Recommendation #5: Municipalities should provide work environments for employees that, at a minimum, meet all relevant Occupational Safety and Health Administration (OSHA) regulations and industry accepted standards of practice per the Department of Labor Standards policy.
Discussion: The federal Occupational Safety and Health Act require private sector employers to provide workplaces that are free from recognized hazards likely to cause death or serious physical harm to employees. While public sector employees in Massachusetts are not covered by federal OSHA, in most cases OSHA regulations still apply. Massachusetts executive branch state agencies must comply with OSHA regulations to protect state workers as required by Massachusetts General Law Chapter 149 Section 6½. This law that extends OSHA protection to these state workers is enforced by the Massachusetts Department of Labor Standards.
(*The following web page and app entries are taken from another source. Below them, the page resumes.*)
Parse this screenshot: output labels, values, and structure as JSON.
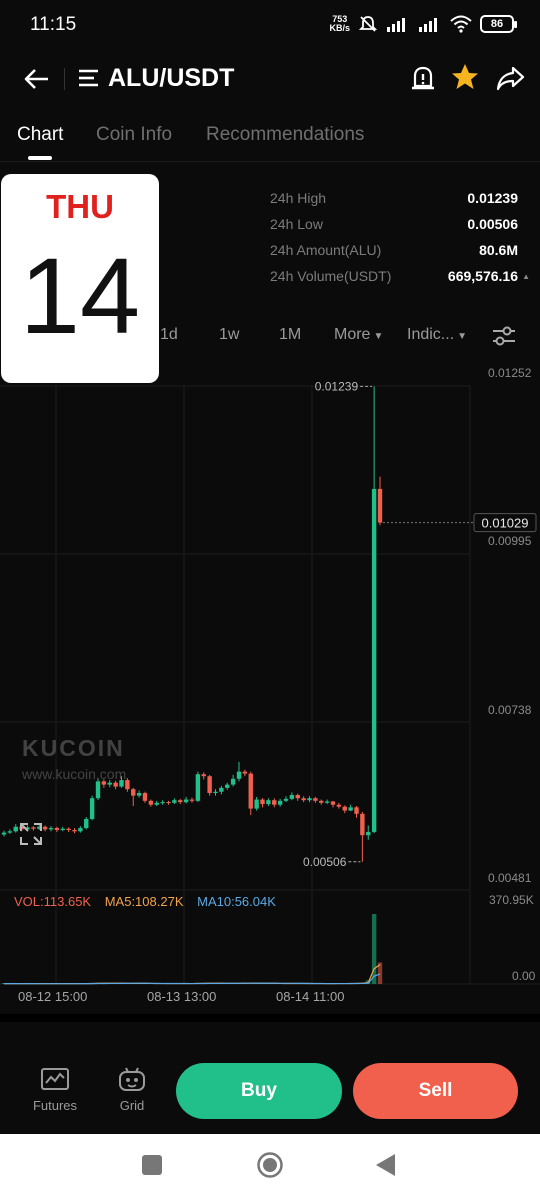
{
  "status_bar": {
    "time": "11:15",
    "net_speed_value": "753",
    "net_speed_unit": "KB/s",
    "battery": "86"
  },
  "header": {
    "pair": "ALU/USDT"
  },
  "tabs": [
    {
      "label": "Chart",
      "active": true
    },
    {
      "label": "Coin Info",
      "active": false
    },
    {
      "label": "Recommendations",
      "active": false
    }
  ],
  "stats": [
    {
      "label": "24h High",
      "value": "0.01239"
    },
    {
      "label": "24h Low",
      "value": "0.00506"
    },
    {
      "label": "24h Amount(ALU)",
      "value": "80.6M"
    },
    {
      "label": "24h Volume(USDT)",
      "value": "669,576.16"
    }
  ],
  "calendar_widget": {
    "day": "THU",
    "date": "14"
  },
  "timeframes": {
    "d1": "1d",
    "w1": "1w",
    "m1": "1M",
    "more": "More",
    "indicators": "Indic..."
  },
  "chart_data": {
    "type": "candlestick",
    "price_axis_labels": [
      "0.01252",
      "0.00995",
      "0.00738",
      "0.00481"
    ],
    "high_marker": "0.01239",
    "low_marker": "0.00506",
    "last_price": "0.01029",
    "volume_axis_labels": [
      "370.95K",
      "0.00"
    ],
    "x_labels": [
      "08-12 15:00",
      "08-13 13:00",
      "08-14 11:00"
    ],
    "ylim": [
      0.00481,
      0.01252
    ],
    "candles": [
      [
        0.00548,
        0.00551,
        0.00554,
        0.00545
      ],
      [
        0.00551,
        0.00553,
        0.00556,
        0.00549
      ],
      [
        0.00553,
        0.0056,
        0.00564,
        0.00551
      ],
      [
        0.0056,
        0.00556,
        0.00562,
        0.00553
      ],
      [
        0.00556,
        0.00559,
        0.00562,
        0.00554
      ],
      [
        0.00559,
        0.00557,
        0.00561,
        0.00554
      ],
      [
        0.00557,
        0.0056,
        0.00563,
        0.00555
      ],
      [
        0.0056,
        0.00556,
        0.00562,
        0.00553
      ],
      [
        0.00556,
        0.00558,
        0.00561,
        0.00553
      ],
      [
        0.00558,
        0.00555,
        0.0056,
        0.00552
      ],
      [
        0.00555,
        0.00557,
        0.0056,
        0.00553
      ],
      [
        0.00557,
        0.00555,
        0.00559,
        0.00552
      ],
      [
        0.00555,
        0.00553,
        0.00558,
        0.0055
      ],
      [
        0.00553,
        0.00558,
        0.00561,
        0.00551
      ],
      [
        0.00558,
        0.00572,
        0.00575,
        0.00556
      ],
      [
        0.00572,
        0.00604,
        0.00608,
        0.0057
      ],
      [
        0.00604,
        0.0063,
        0.00634,
        0.00601
      ],
      [
        0.0063,
        0.00625,
        0.00633,
        0.0062
      ],
      [
        0.00625,
        0.00628,
        0.00632,
        0.00621
      ],
      [
        0.00628,
        0.00622,
        0.00631,
        0.00618
      ],
      [
        0.00622,
        0.00632,
        0.00638,
        0.0062
      ],
      [
        0.00632,
        0.00618,
        0.00635,
        0.00614
      ],
      [
        0.00618,
        0.00608,
        0.0062,
        0.00592
      ],
      [
        0.00608,
        0.00612,
        0.00616,
        0.00605
      ],
      [
        0.00612,
        0.006,
        0.00614,
        0.00597
      ],
      [
        0.006,
        0.00594,
        0.00602,
        0.00591
      ],
      [
        0.00594,
        0.00597,
        0.006,
        0.00592
      ],
      [
        0.00597,
        0.00598,
        0.00601,
        0.00594
      ],
      [
        0.00598,
        0.00597,
        0.006,
        0.00594
      ],
      [
        0.00597,
        0.00601,
        0.00604,
        0.00595
      ],
      [
        0.00601,
        0.00598,
        0.00603,
        0.00595
      ],
      [
        0.00598,
        0.00602,
        0.00606,
        0.00596
      ],
      [
        0.00602,
        0.006,
        0.00605,
        0.00597
      ],
      [
        0.006,
        0.00641,
        0.00645,
        0.00598
      ],
      [
        0.00641,
        0.00638,
        0.00644,
        0.00633
      ],
      [
        0.00638,
        0.00612,
        0.0064,
        0.00608
      ],
      [
        0.00612,
        0.00614,
        0.00618,
        0.00608
      ],
      [
        0.00614,
        0.0062,
        0.00623,
        0.0061
      ],
      [
        0.0062,
        0.00625,
        0.00628,
        0.00617
      ],
      [
        0.00625,
        0.00634,
        0.0064,
        0.00622
      ],
      [
        0.00634,
        0.00645,
        0.0066,
        0.0063
      ],
      [
        0.00645,
        0.00642,
        0.00648,
        0.00638
      ],
      [
        0.00642,
        0.00588,
        0.00645,
        0.00578
      ],
      [
        0.00588,
        0.00602,
        0.00606,
        0.00585
      ],
      [
        0.00602,
        0.00595,
        0.00604,
        0.0059
      ],
      [
        0.00595,
        0.00601,
        0.00604,
        0.00592
      ],
      [
        0.00601,
        0.00594,
        0.00604,
        0.0059
      ],
      [
        0.00594,
        0.006,
        0.00603,
        0.00591
      ],
      [
        0.006,
        0.00603,
        0.00607,
        0.00598
      ],
      [
        0.00603,
        0.00609,
        0.00613,
        0.00601
      ],
      [
        0.00609,
        0.00604,
        0.00611,
        0.006
      ],
      [
        0.00604,
        0.00601,
        0.00607,
        0.00598
      ],
      [
        0.00601,
        0.00604,
        0.00607,
        0.00598
      ],
      [
        0.00604,
        0.006,
        0.00606,
        0.00597
      ],
      [
        0.006,
        0.00597,
        0.00602,
        0.00594
      ],
      [
        0.00597,
        0.00599,
        0.00602,
        0.00595
      ],
      [
        0.00599,
        0.00594,
        0.006,
        0.0059
      ],
      [
        0.00594,
        0.00591,
        0.00597,
        0.00588
      ],
      [
        0.00591,
        0.00585,
        0.00593,
        0.00581
      ],
      [
        0.00585,
        0.0059,
        0.00594,
        0.00584
      ],
      [
        0.0059,
        0.0058,
        0.00592,
        0.00574
      ],
      [
        0.0058,
        0.00547,
        0.00583,
        0.00506
      ],
      [
        0.00547,
        0.00552,
        0.00562,
        0.0054
      ],
      [
        0.00552,
        0.01081,
        0.01239,
        0.0055
      ],
      [
        0.01081,
        0.01029,
        0.011,
        0.01025
      ]
    ],
    "volume_legend": {
      "vol": "VOL:113.65K",
      "ma5": "MA5:108.27K",
      "ma10": "MA10:56.04K"
    },
    "volume_max": 370.95,
    "volumes": [
      2,
      2,
      2,
      1,
      2,
      2,
      1,
      2,
      2,
      1,
      2,
      2,
      1,
      2,
      3,
      5,
      6,
      4,
      3,
      3,
      4,
      3,
      4,
      3,
      3,
      2,
      2,
      2,
      2,
      3,
      2,
      2,
      2,
      6,
      4,
      5,
      3,
      3,
      3,
      4,
      5,
      4,
      6,
      4,
      3,
      3,
      3,
      2,
      3,
      3,
      3,
      2,
      2,
      2,
      2,
      2,
      2,
      3,
      3,
      3,
      4,
      6,
      20,
      370.95,
      113.65
    ]
  },
  "watermark": {
    "brand": "KUCOIN",
    "url": "www.kucoin.com"
  },
  "bottom_nav": {
    "futures": "Futures",
    "grid": "Grid",
    "buy": "Buy",
    "sell": "Sell"
  },
  "colors": {
    "up": "#21c08a",
    "down": "#f0604d",
    "star": "#f6b51e"
  }
}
In this case, the incident involved a municipal public sector workplace. The Massachusetts Department of Labor Standards (DLS), in accordance with Chapter 149 Section 6, is charged with inspecting municipal workplaces and determining what procedures and practices are required to protect municipal workers.7 As a matter of policy, DLS utilizes OSHA regulations, standards set forth in the MUTCD, as well as other consensus standards such as those developed by the American National Standards Institute (ANSI), as a basis for its inspections and in determining whether proper procedures are being followed to protect municipal workers.
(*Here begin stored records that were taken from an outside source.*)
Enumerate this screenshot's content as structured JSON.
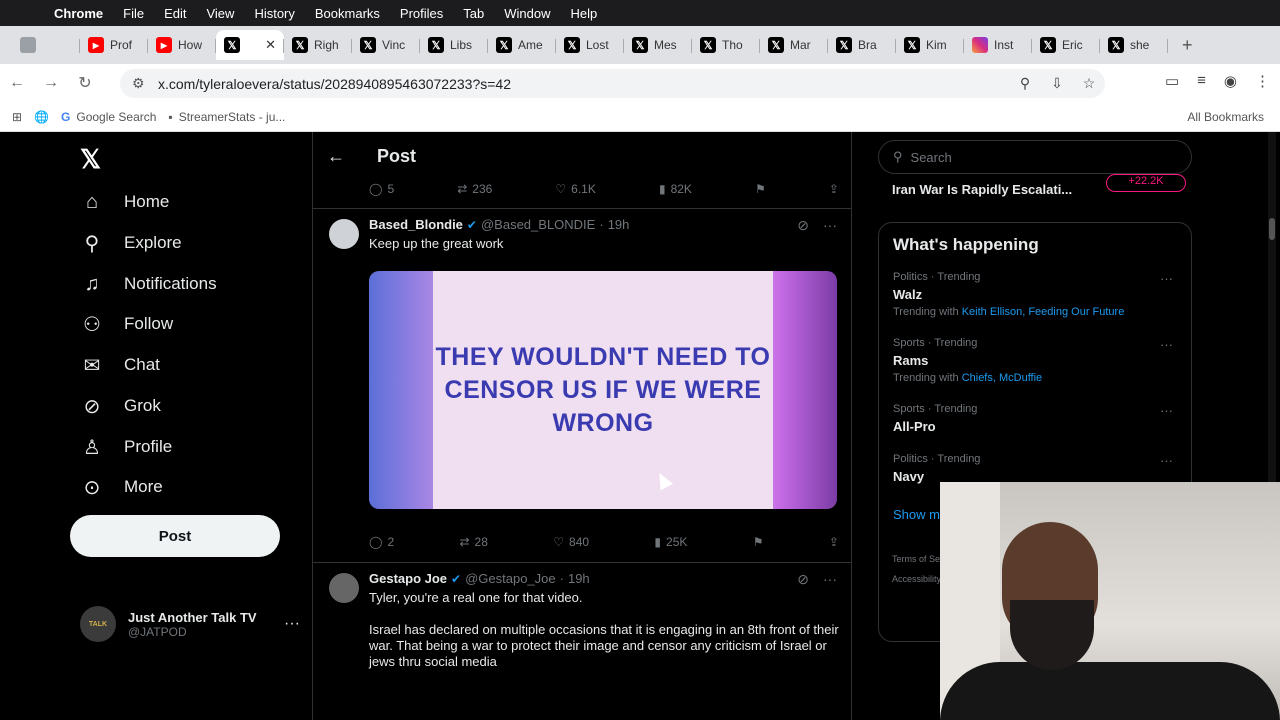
{
  "menubar": {
    "app": "Chrome",
    "items": [
      "File",
      "Edit",
      "View",
      "History",
      "Bookmarks",
      "Profiles",
      "Tab",
      "Window",
      "Help"
    ]
  },
  "tabs": [
    {
      "icon": "gray",
      "title": ""
    },
    {
      "icon": "yt",
      "title": "Prof"
    },
    {
      "icon": "yt",
      "title": "How"
    },
    {
      "icon": "x",
      "title": ""
    },
    {
      "icon": "x",
      "title": "Righ"
    },
    {
      "icon": "x",
      "title": "Vinc"
    },
    {
      "icon": "x",
      "title": "Libs"
    },
    {
      "icon": "x",
      "title": "Ame"
    },
    {
      "icon": "x",
      "title": "Lost"
    },
    {
      "icon": "x",
      "title": "Mes"
    },
    {
      "icon": "x",
      "title": "Tho"
    },
    {
      "icon": "x",
      "title": "Mar"
    },
    {
      "icon": "x",
      "title": "Bra"
    },
    {
      "icon": "x",
      "title": "Kim"
    },
    {
      "icon": "ig",
      "title": "Inst"
    },
    {
      "icon": "x",
      "title": "Eric"
    },
    {
      "icon": "x",
      "title": "she"
    }
  ],
  "address": {
    "url": "x.com/tyleraloevera/status/2028940895463072233?s=42"
  },
  "bookmarks": {
    "items": [
      "Google Search",
      "StreamerStats - ju..."
    ],
    "all": "All Bookmarks"
  },
  "sidebar": {
    "items": [
      {
        "icon": "home-icon",
        "label": "Home"
      },
      {
        "icon": "search-icon",
        "label": "Explore"
      },
      {
        "icon": "bell-icon",
        "label": "Notifications"
      },
      {
        "icon": "follow-icon",
        "label": "Follow"
      },
      {
        "icon": "mail-icon",
        "label": "Chat"
      },
      {
        "icon": "grok-icon",
        "label": "Grok"
      },
      {
        "icon": "person-icon",
        "label": "Profile"
      },
      {
        "icon": "more-icon",
        "label": "More"
      }
    ],
    "post_label": "Post",
    "account": {
      "name": "Just Another Talk TV",
      "handle": "@JATPOD",
      "avatar_text": "TALK"
    }
  },
  "header": {
    "title": "Post"
  },
  "prev_actions": {
    "replies": "5",
    "reposts": "236",
    "likes": "6.1K",
    "views": "82K"
  },
  "tweets": [
    {
      "name": "Based_Blondie",
      "handle": "@Based_BLONDIE",
      "time": "19h",
      "text": "Keep up the great work",
      "media_text": "THEY WOULDN'T NEED TO CENSOR US IF WE WERE WRONG",
      "replies": "2",
      "reposts": "28",
      "likes": "840",
      "views": "25K"
    },
    {
      "name": "Gestapo Joe",
      "handle": "@Gestapo_Joe",
      "time": "19h",
      "text1": "Tyler, you're a real one for that video.",
      "text2": "Israel has declared on multiple occasions that it is engaging in an 8th front of their war. That being a war to protect their image and censor any criticism of Israel or jews thru social media"
    }
  ],
  "right": {
    "search_placeholder": "Search",
    "news_headline": "Iran War Is Rapidly Escalati...",
    "news_badge": "+22.2K",
    "happening_title": "What's happening",
    "trends": [
      {
        "context": "Politics · Trending",
        "name": "Walz",
        "with_label": "Trending with",
        "with": "Keith Ellison, Feeding Our Future"
      },
      {
        "context": "Sports · Trending",
        "name": "Rams",
        "with_label": "Trending with",
        "with": "Chiefs, McDuffie"
      },
      {
        "context": "Sports · Trending",
        "name": "All-Pro",
        "with_label": "",
        "with": ""
      },
      {
        "context": "Politics · Trending",
        "name": "Navy",
        "with_label": "",
        "with": ""
      }
    ],
    "show_more": "Show more",
    "footer1": "Terms of Service",
    "footer2": "Accessibility"
  }
}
Municipalities should work together to help ensure that crossing guards are being provided workplaces that are free from recognized hazards likely to cause death or serious physical harm. In this case, the school department, as the employer, has the greatest responsibility to ensure the safety of crossing guards, but individual schools and police departments also have important responsibilities to ensure the safety of the crossing guards, which in turn will help ensure the safety of the students while getting to and from their schools.
MA FACE Safety Alert: Protect the Crossing Guards that Protect Our Children. August 2015. www.mass.gov/eohhs/docs/dph/occupational-health/face-facts/crossing-guards-legal.pdf
MA DLS. Recommendations for Crossing Guard Safety. January 2013.
1. US DOT 2009. Manual on Uniform Traffic Control Devices (MUTCD), 2009 Edition, U.S. Department of Transportation, Federal Highway Administration. http://mutcd.fhwa.dot.gov/pdfs/2009/part7.pdf. Date accessed: 8/27/2015.
2. ANSI/ISEA 2015. American National Standards Institute for high-visibility safety apparel. New York, NY: American National Standards Institute, ANSI/ISEA 107 -2015.
3. ATSSA 2006. Putting Safety in the Safe Routes to School Program. A School Administrator’s Guide. American Traffic Safety Services Association. www.atssa.com/galleries/default-file/SRTSAdminGuide.pdf. Date accessed: 8/27/2015.
4. US DOT 2009. Rectangular Rapid Flash Beacons (RRFB). http://safety.fhwa.dot.gov/intersection/conventional/unsignalized/tech_sum/fhwasa09009/. Date accessed: 8/27/2015.
5. US DOT 2012. Pedestrian Hybrid Beacon. http://safety.fhwa.dot.gov/provencountermeasures/fhwa_sa_12_012.cfm. Date accessed: 8/27/2015.
6. MA DLS 2013. Crossing Guard Safety Tips for Supervisors.
7. Massachusetts General Laws, Chapter 149: Section 6. Safety devices and means to prevent accidents and diseases generally.